↓

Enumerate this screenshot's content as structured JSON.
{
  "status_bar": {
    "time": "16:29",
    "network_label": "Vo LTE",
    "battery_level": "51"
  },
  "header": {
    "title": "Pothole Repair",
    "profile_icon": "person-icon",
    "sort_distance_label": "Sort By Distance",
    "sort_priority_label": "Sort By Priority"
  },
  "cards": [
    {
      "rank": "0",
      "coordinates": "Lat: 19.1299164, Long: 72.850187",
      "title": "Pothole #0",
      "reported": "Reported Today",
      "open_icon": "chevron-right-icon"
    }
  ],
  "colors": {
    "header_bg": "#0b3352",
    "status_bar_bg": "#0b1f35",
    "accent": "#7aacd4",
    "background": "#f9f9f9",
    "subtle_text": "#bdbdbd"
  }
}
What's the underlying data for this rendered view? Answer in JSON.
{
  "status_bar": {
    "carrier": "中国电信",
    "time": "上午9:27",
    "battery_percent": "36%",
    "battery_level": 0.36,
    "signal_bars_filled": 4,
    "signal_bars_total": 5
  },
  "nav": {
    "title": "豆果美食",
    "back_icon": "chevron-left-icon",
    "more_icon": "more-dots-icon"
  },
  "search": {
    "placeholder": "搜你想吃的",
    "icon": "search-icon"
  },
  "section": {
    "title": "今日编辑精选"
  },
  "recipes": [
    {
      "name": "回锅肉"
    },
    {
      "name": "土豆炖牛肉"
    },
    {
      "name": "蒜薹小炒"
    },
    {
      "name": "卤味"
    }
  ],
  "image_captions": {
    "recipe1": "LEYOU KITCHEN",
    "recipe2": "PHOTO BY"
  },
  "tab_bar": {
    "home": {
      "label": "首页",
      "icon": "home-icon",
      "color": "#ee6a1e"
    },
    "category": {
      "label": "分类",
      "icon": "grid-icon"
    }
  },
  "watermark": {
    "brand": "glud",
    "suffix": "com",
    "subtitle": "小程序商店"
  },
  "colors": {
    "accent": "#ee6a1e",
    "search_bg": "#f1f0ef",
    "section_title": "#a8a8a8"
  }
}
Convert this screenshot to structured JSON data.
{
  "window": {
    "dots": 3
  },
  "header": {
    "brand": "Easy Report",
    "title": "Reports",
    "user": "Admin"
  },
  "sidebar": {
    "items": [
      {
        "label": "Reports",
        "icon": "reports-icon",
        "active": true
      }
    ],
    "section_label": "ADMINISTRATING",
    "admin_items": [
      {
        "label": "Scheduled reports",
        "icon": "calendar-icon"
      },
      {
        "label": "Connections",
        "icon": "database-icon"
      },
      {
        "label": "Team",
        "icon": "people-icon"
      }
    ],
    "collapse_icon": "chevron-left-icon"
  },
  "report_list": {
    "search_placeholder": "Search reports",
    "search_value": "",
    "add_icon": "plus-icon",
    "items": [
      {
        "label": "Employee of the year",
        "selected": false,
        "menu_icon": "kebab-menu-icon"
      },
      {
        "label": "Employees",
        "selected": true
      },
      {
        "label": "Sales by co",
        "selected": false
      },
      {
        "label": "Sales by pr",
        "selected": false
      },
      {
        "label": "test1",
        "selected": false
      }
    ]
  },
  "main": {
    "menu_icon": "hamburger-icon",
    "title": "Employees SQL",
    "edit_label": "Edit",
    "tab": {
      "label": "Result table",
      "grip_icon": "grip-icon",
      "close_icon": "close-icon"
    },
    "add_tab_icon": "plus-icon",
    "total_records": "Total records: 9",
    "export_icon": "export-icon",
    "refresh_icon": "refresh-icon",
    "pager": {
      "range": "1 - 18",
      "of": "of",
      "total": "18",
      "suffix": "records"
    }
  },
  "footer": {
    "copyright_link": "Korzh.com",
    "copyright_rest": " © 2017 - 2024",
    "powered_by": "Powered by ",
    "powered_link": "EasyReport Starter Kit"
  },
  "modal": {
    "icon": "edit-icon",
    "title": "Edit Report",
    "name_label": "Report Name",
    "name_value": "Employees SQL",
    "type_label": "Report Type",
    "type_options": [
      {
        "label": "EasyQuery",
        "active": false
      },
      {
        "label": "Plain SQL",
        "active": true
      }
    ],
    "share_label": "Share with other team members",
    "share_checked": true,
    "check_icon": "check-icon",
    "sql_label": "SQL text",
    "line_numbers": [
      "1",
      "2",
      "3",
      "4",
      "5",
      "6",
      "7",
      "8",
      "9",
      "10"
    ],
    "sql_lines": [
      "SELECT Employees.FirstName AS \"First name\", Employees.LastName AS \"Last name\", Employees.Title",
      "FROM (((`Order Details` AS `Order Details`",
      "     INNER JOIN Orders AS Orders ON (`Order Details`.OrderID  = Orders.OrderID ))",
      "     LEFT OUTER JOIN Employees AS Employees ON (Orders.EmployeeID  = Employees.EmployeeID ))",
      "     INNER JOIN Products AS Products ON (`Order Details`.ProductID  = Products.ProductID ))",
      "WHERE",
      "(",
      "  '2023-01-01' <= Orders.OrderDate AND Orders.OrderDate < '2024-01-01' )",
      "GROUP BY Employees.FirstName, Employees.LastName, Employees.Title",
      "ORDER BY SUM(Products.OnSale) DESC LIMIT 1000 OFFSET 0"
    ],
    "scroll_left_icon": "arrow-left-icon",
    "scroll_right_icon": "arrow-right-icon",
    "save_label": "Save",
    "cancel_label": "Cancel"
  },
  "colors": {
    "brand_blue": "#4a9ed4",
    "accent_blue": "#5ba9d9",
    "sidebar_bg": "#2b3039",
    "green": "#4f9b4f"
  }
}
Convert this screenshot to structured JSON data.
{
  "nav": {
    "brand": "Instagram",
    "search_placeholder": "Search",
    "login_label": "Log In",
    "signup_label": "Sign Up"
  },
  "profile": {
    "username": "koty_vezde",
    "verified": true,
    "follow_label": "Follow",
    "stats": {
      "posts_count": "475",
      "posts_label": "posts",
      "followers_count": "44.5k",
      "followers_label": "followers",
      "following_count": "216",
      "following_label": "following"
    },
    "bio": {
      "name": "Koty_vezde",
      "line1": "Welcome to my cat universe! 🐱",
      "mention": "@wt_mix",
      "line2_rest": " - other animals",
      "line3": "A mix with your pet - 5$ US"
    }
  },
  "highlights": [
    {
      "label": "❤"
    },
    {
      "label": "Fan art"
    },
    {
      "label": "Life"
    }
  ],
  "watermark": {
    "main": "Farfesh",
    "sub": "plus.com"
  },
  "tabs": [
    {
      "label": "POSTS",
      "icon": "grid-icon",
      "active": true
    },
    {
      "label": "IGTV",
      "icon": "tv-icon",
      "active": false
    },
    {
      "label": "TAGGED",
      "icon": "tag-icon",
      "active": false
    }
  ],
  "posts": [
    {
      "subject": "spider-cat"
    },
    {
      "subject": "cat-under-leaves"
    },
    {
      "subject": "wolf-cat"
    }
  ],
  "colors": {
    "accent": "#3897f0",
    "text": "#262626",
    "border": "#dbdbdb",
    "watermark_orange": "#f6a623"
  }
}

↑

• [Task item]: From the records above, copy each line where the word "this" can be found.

• [Exercise answer]:
Enumerate this screenshot's content as structured JSON.
What's the underlying data for this rendered view? Answer in JSON.
Convert this screenshot to structured JSON data.
Convert this screenshot to structured JSON data.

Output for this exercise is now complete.